A Good Conservatory Can Add Value To Your Home
A good conservatory can add value to your home but beware of the bad and the ugly, says property journalist Sharon Dale. Conservatories get a bad rap and deservedly so.
There are so many poor and ugly examples out there, including the one my friend Karen inherited when she bought her three-bed semi. It’s a white, uPVC carbuncle that is best described as a stuffy, sweltering greenhouse in summer. The rest of the year it is cold, damp and dappled with black mould.
The good news is that standards seem to be improving thanks to the top end of the market, which is driving a change in both style and materials.
The Caulfield Company has some good examples of how you can create a useable space with large amounts of glazing. It specialises in bespoke glass buildings with state-of-the-art thermal performance. They come with automated shading and temperature control operated through built-in weather stations. This is tried-and-tested smart technology, widely used in big commercial buildings.
Bespoke glass rooms like this from The Caulfield Company boast their own weather station controls. The weather station controls an external awning and electronic roof vents, opening and closing them in response to weather conditions.
Mark Caulfield says: “This is far more effective than internal shading. The external awning acts as a physical barrier to heat entering the building, making it just as comfortable on a hot summer’s day as in the depths of winter.”
He adds: “These new buildings overcome the problems of heat and light control inherent in traditional-style conservatories. They are the perfect answer to Britain’s always unpredictable climate.”

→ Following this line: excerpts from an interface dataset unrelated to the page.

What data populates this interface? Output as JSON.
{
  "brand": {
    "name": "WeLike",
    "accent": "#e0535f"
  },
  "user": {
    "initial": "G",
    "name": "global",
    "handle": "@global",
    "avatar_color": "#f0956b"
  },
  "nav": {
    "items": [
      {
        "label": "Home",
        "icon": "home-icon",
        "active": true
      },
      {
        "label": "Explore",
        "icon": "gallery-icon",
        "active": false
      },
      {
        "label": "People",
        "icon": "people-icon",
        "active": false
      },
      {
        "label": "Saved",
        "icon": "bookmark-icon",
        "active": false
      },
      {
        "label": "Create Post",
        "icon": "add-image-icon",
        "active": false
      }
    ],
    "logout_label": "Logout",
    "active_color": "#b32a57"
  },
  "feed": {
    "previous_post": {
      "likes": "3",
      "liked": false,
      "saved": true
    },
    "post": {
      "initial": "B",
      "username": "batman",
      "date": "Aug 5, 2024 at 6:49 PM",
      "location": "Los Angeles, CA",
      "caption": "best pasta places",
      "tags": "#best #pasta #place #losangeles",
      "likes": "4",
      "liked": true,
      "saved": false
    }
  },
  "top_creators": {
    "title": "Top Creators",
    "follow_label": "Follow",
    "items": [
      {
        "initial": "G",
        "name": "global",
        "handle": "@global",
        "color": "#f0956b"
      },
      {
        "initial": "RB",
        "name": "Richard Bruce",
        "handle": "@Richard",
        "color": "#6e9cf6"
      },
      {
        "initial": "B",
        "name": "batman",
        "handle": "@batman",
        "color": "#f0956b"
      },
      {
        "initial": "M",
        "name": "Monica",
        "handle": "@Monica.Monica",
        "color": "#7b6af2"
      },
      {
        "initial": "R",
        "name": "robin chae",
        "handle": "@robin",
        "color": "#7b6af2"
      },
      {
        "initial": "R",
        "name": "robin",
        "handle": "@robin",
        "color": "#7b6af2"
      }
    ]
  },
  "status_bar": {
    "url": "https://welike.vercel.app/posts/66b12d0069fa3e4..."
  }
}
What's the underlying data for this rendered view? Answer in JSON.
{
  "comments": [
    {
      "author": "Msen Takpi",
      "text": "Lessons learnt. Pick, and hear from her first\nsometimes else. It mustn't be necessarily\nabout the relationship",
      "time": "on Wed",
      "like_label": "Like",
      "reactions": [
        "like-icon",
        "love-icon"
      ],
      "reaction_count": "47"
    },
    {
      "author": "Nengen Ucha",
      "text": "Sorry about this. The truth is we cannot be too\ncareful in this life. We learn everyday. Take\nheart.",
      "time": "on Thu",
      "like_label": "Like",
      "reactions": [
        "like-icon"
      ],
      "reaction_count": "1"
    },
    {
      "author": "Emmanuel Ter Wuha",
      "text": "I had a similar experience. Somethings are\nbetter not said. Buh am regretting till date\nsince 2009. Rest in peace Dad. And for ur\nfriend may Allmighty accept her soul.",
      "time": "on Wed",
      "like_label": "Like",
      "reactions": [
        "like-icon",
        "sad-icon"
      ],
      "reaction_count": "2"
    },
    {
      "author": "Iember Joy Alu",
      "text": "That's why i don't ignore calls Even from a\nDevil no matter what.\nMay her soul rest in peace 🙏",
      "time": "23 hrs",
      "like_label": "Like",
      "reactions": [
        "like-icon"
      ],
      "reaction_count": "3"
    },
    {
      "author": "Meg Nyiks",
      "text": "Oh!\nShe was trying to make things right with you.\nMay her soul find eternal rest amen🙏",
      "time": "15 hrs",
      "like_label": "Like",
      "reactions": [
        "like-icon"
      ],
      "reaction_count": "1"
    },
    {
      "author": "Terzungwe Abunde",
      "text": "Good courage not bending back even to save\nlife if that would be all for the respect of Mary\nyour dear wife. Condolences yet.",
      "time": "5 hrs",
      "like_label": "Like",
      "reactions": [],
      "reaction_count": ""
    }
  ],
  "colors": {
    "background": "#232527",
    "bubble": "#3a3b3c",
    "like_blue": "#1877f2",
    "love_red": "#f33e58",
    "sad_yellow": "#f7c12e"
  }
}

Prices start from £45,000. At the lower end of the market, off the-peg conservatories start at about £5,000 but shop around and beware of pushy salespeople. Before you buy, consider how you will keep this space cool in summer and warm in winter.
If you have a fully glazed conservatory blinds like these from Hillarys are useful
Pleated conservatory blinds by Thomas Sanderson
Electric underfloor heating and plug-in panel heaters are expensive to run but are an option. Blinds will help shade the sun, although they will also block your view of the garden so make sure they are decorative and not dull.
Personally, I’d go for a cross between a conservatory and an extension – I’m calling it a garden room.
The construction would be timber framed and insulated side walls clad in either stone, brick or wood. The frontage would be fully-glazed and the roof either flat or pitched with Velux windows or a glazed lantern. The cost for something like this would be from £15,000 to £20,000. However, it would be useable all-year round and could function as an extra sitting room.
This brings us to cost benefit analysis. It is vital to work out exactly how much the conservatory or garden room will cost and then question how much value it will add to your property and how much use you will get out of it.
A rough guide is that a conservatory adds about seven per cent to the value, while a full-blown extension adds 11 per cent. However, if you create extra space that is useable all-year round and it has wow factor inside and out, with lovely views into the garden, this could add even more and it will certainly render your property much more saleable.
Planning permission isn’t usually a problem for conservatories as they are considered “permitted development” but do check as there are exceptions.
A more substantial garden room extension may also come under permitted development but this depends on previous extensions. Again it is vital to check before going ahead. As for décor, check out my new favourite website, Mia Fleur, for ideas. It has a great garden décor section with furniture and accessories that work both inside and out.
Macrame hanger and plant pots from Mia Fleur